Bob Nicol and Jimmy.
Bob Nicol and Jimmy.

“That was really the best decision I ever made during my whole life. He changed my whole life. I went up to Balmoral and he says, ‘Play something’ and I played Donald of Laggan and he said, ‘Yes, you’ve got it all but you need to learn to play it from your heart not your feet. Put down your pipes’. So I put down my pipes, took out the practice chanter and he said, ‘You can’t use that, you need to use singing’. So, that was it, from that point on every piobaireachd I played like that as a song. I progressed very quickly with him. It was just chemistry that worked. He was that kind of person. He very easily conveyed to you what he wanted. I did very well then, I mean I really started and I kind of dropped away from light music.”

After a couple of years, Brown had Malcolm McRae join Jimmy in the lessons much in the same way that John MacDonald had Bob Nicol join in on his lessons. When Brown died in 1972, Jimmy then went to Nicol.

Jimmy McIntosh won all the major solo piping competitions. He won the Gold Medal at Oban in 1978 (with The Big Spree) and at Inverness in 1971 (with Tulloch Ard) and in 1974 was the winner of the very first Glenfiddich, which in those days was called the Grants Piping Championship. Years later, in 2002, he was awarded the Balvenie Medal for services to piping.

It was in 1973 when Jimmy first experienced teaching abroad after Seumas MacNeill had asked him to be part of the College of Piping’s summer school in Timmins, Ontario.

Around this time, Murray Henderson, who had been going to Jimmy for a few years, went into reed-making business with him. In the mid-1970s, Jimmy was elected as the first President of the Competing Pipers’ Association. Malcolm MacRae was elected as Vice-President, Hugh MacCallum Secretary and Tom Speirs Treasurer.

Jimmy with students Mike Cusack, Jack Less, Al McMullin, Amy Garson and Peter Kent.
Jimmy with students Mike Cusack, Jack Lee, Al McMullin, Amy Garson and Peter Kent.

Jimmy emigrated to the US in 1982 and set up a piping concern. He had a huge and immediate impact on piping there are in North America as a whole. Many of his pupils there bccame very successful in their own right, pipers such as Mike Cusack, Jack Lee, Amy Garson (who, in 1988, became the first woman to play at the Glenfiddich), Bruce Gandy, Nick Hudson and others. During his early time in the States, Jimmy was elected President of the Eatern United States Pipe Band Association and put in place an eficient and thorough review of its judging and competing processes.
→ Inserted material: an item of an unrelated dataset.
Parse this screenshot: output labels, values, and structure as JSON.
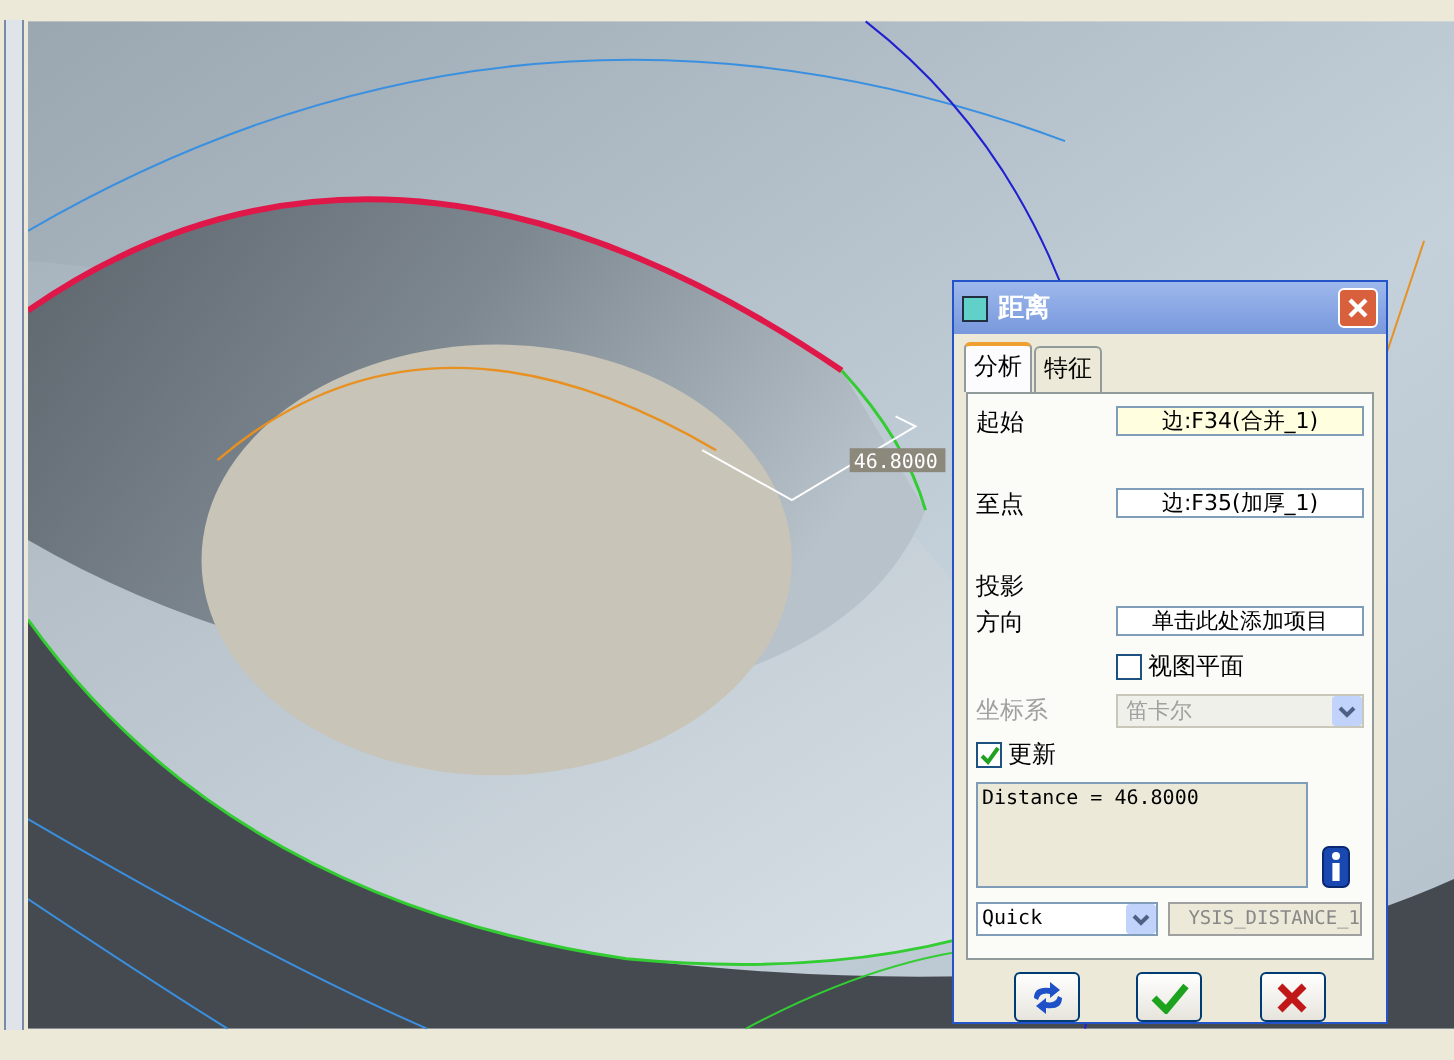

In 1985, he assumed the position of director of the pipe band at Carnegie Mellon University in Pittsburgh. Piping had been part of campus life there since 1939. The position included oveseeing the university’s move to have the instrument as a legitimate major in its Conservatory of Music.
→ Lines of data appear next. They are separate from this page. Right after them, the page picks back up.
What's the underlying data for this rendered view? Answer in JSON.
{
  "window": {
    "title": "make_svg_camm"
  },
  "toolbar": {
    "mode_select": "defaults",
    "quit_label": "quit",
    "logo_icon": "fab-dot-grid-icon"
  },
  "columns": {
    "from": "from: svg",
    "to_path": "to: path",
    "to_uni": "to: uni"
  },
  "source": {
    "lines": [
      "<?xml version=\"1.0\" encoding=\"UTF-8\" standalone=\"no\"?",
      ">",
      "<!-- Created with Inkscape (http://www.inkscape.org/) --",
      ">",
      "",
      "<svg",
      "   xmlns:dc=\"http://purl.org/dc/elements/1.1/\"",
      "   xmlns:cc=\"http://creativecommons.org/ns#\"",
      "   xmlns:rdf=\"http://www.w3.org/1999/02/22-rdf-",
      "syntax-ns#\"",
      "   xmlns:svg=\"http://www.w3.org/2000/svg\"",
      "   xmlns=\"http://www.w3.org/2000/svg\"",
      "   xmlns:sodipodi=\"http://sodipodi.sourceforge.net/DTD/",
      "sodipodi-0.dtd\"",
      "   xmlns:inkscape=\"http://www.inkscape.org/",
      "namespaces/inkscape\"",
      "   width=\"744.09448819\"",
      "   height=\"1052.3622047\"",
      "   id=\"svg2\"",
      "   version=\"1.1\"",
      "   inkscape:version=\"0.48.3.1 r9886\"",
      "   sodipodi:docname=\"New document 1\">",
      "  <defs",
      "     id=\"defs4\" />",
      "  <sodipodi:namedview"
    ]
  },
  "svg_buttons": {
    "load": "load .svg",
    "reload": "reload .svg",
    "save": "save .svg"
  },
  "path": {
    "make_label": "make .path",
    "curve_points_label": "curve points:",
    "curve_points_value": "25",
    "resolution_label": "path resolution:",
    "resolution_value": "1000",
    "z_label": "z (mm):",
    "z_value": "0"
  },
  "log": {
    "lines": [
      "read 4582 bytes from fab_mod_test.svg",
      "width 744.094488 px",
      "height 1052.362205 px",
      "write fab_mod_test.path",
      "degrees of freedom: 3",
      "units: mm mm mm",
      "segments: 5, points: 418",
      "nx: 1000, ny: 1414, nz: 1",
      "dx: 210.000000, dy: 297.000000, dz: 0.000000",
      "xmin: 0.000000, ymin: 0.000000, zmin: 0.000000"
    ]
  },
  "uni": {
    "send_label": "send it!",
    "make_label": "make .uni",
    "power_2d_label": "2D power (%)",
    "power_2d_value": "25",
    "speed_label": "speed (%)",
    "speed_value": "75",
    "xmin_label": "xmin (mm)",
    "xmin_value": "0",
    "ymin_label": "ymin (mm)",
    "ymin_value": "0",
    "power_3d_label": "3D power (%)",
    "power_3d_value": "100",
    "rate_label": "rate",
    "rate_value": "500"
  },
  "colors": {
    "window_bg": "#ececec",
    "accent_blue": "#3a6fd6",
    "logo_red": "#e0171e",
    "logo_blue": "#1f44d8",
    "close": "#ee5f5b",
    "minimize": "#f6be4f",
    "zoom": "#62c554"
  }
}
Jimmy’s book.

Prior to this, no opportunities existed anywhere in the world to study piping at a bachelor’s degree level.

Alasdair Gillies succeeded Jimmy and in turn, Andrew Carlisle, the current Director, succeeded Alasdair.
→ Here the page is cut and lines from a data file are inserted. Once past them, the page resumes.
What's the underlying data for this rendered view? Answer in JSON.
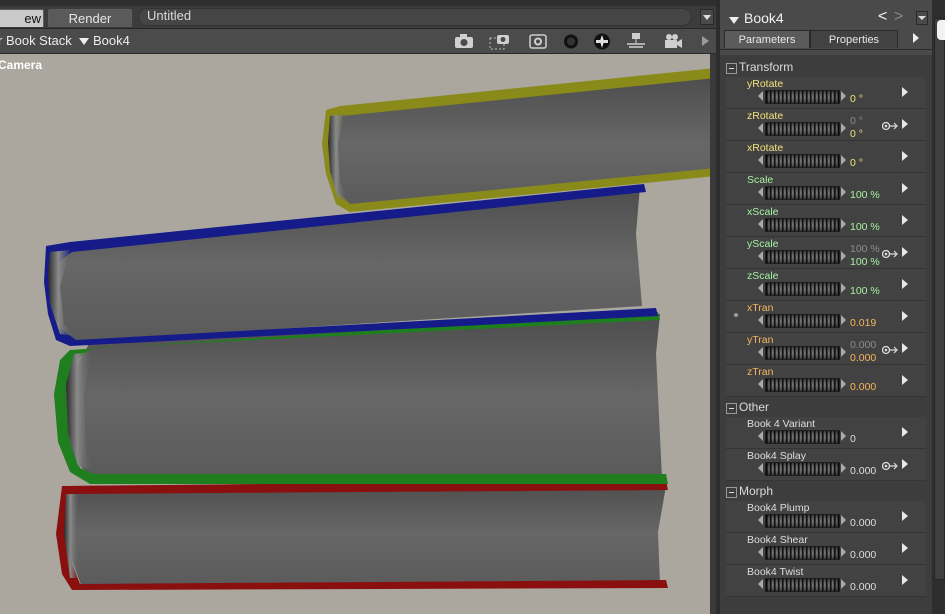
{
  "tabs": {
    "preview": "ew",
    "render": "Render"
  },
  "document_title": "Untitled",
  "toolbar": {
    "scene_label": "r Book Stack",
    "object_label": "Book4",
    "icons": [
      "camera-icon",
      "camera-select-icon",
      "camera-lens-icon",
      "render-sphere-icon",
      "lighting-sphere-icon",
      "camera-dolly-icon",
      "movie-camera-icon",
      "play-arrow-icon"
    ]
  },
  "viewport": {
    "camera_label": "Camera",
    "background_color": "#aba79f",
    "book_colors": {
      "book4": "#8a8a1a",
      "book3": "#151c8a",
      "book2": "#1f7f1f",
      "book1": "#8a1010"
    }
  },
  "panel": {
    "title": "Book4",
    "tabs": {
      "parameters": "Parameters",
      "properties": "Properties"
    },
    "groups": [
      {
        "name": "Transform",
        "params": [
          {
            "name": "yRotate",
            "value": "0 °"
          },
          {
            "name": "zRotate",
            "default": "0 °",
            "value": "0 °"
          },
          {
            "name": "xRotate",
            "value": "0 °"
          },
          {
            "name": "Scale",
            "value": "100 %"
          },
          {
            "name": "xScale",
            "value": "100 %"
          },
          {
            "name": "yScale",
            "default": "100 %",
            "value": "100 %"
          },
          {
            "name": "zScale",
            "value": "100 %"
          },
          {
            "name": "xTran",
            "value": "0.019"
          },
          {
            "name": "yTran",
            "default": "0.000",
            "value": "0.000"
          },
          {
            "name": "zTran",
            "value": "0.000"
          }
        ]
      },
      {
        "name": "Other",
        "params": [
          {
            "name": "Book 4 Variant",
            "value": "0"
          },
          {
            "name": "Book4 Splay",
            "value": "0.000"
          }
        ]
      },
      {
        "name": "Morph",
        "params": [
          {
            "name": "Book4 Plump",
            "value": "0.000"
          },
          {
            "name": "Book4 Shear",
            "value": "0.000"
          },
          {
            "name": "Book4 Twist",
            "value": "0.000"
          }
        ]
      }
    ]
  }
}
Jimmy was awarded an MBE in 1994 for services to piping. In 2014 he pubished Ceol Mor – In the Balmoral Tradition.

In an interview published in the March 2014 Piping Times, Jimmy said he’d like to be remembered as some who tried to help people all his life. “I don’t think I ever refused to help a person needing or asking help with piping. I have never been motivated by money in teaching piping. I am considerate of other peoples’ feelings and try not to offend others.

“As a mentor to young people, I got results through respectfulness, never through fear, abuse, or physical response. I always told the boys to be gentlemen, and the girls to be ladies, and to take pride in themselves and make good choices. I would like to be remembered as a good teacher, and as a credit to my own teachers, and to Scotland. I have always tried to be a good husband and father, to be an honest man, and a gentleman. It would be my desire to be remembered as such.”

We extend our sincere condolences to wife, Joyce and all the family at this sad time.